Spike Lee produced and directed two music videos for this song. In the second video, Lee used hundreds of extras to simulate a massive political rally in Brooklyn. The extras carry signs featuring Paul Robeson, Marcus Garvey, Chuck Berry and Martin Luther King, Jr. Tawana Brawley made a cameo appearance. Brawley gained national notoriety in 1987 when, at the age of 15, she accused several police officers and public officials from Wappingers Falls, New York of raping her. The charge was rejected in court, and she instead was sued for supposedly fabricating her story. Jermaine Dupri also made a cameo.
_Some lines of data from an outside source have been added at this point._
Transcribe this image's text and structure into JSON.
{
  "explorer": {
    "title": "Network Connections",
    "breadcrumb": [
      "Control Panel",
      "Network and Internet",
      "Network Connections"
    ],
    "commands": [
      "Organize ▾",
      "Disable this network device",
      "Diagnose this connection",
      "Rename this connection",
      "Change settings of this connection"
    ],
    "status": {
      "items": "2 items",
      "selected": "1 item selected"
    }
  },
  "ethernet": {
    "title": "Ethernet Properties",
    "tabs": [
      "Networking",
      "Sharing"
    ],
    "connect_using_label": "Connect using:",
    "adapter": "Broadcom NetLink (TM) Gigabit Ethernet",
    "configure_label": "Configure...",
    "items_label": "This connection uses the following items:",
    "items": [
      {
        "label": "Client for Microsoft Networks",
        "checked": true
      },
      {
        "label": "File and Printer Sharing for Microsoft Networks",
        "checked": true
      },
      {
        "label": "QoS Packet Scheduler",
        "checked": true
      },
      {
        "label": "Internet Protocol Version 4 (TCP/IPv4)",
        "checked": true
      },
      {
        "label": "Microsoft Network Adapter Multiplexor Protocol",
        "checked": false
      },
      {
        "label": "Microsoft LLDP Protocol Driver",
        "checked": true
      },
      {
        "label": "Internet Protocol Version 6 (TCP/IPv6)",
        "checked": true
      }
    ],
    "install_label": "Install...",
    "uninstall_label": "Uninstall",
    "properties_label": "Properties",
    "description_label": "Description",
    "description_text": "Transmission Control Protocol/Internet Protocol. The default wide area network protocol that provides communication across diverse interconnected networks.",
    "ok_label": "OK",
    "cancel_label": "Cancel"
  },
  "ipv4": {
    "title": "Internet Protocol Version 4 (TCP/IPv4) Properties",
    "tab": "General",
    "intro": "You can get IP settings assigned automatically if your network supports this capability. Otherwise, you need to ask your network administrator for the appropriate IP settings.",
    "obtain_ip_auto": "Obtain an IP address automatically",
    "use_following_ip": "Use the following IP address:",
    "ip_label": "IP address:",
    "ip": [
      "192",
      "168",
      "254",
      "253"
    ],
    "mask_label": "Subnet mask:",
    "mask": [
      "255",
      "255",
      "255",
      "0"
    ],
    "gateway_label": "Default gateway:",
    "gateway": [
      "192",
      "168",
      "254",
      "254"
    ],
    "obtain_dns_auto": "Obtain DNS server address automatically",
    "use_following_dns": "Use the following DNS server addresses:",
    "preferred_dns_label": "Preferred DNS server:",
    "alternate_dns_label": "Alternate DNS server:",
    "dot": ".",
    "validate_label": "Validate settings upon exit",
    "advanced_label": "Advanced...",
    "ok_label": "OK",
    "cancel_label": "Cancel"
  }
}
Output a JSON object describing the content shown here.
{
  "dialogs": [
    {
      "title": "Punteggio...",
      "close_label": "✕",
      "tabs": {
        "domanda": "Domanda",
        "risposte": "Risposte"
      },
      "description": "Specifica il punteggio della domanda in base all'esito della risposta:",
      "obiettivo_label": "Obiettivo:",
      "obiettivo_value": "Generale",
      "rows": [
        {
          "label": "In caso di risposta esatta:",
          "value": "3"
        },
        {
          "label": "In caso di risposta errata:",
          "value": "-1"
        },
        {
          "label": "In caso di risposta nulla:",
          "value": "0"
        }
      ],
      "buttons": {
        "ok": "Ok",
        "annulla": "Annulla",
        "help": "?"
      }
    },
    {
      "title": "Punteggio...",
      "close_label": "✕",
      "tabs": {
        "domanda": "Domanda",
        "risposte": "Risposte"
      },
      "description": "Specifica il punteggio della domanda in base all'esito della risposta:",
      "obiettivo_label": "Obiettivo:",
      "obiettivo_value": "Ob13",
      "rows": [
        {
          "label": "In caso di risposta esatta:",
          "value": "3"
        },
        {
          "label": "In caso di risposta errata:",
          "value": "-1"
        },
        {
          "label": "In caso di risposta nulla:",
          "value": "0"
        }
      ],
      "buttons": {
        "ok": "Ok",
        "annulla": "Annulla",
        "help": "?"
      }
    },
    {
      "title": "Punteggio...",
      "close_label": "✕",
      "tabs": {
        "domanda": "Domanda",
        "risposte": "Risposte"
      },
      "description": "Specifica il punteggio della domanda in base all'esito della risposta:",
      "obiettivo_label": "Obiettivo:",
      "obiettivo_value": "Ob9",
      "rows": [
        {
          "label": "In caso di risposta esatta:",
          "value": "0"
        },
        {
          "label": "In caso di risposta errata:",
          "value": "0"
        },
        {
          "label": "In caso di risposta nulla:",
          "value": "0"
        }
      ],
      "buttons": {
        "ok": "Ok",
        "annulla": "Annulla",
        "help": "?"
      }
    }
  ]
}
As a writer, director, actor, producer, author, and entrepreneur, Spike Lee has revolutionized the role of black talent in Hollywood, tearing away decades of stereotypes and marginalized portrayals to establish a new arena for Afro-American voices to be heard. His movies, a series of outspoken and provocative socio-political critiques informed by an unwavering commitment toward challenging cultural assumptions not only about race but also class and gender identity, both solidified his own standing as one of contemporary cinema’s most influential figures and furthered the careers of actors including Denzel Washington, Wesley Snipes, Samuel L. Jackson, Angela Bassett, and Laurence Fishburne. Born Shelton Jackson Lee in Atlanta, GA, on March 20, 1957, he was raised in the Fort Greene section of Brooklyn. After attending Atlanta’s prestigious Morehouse College, returned to New York to make his first movie, 1977’s Last Hustle in Brooklyn, a portrait of the area’s Black and Puerto Rican communities… read more
The concept is good (anything with Chuck D rapping is), yet you take very little of it, because it's more of a live performance of Public Enemy rather than a political pastiche. What I mean is: the concept is in the song itself, the video only reflects this. It doesn't try to be any sort of a film exercise/essay.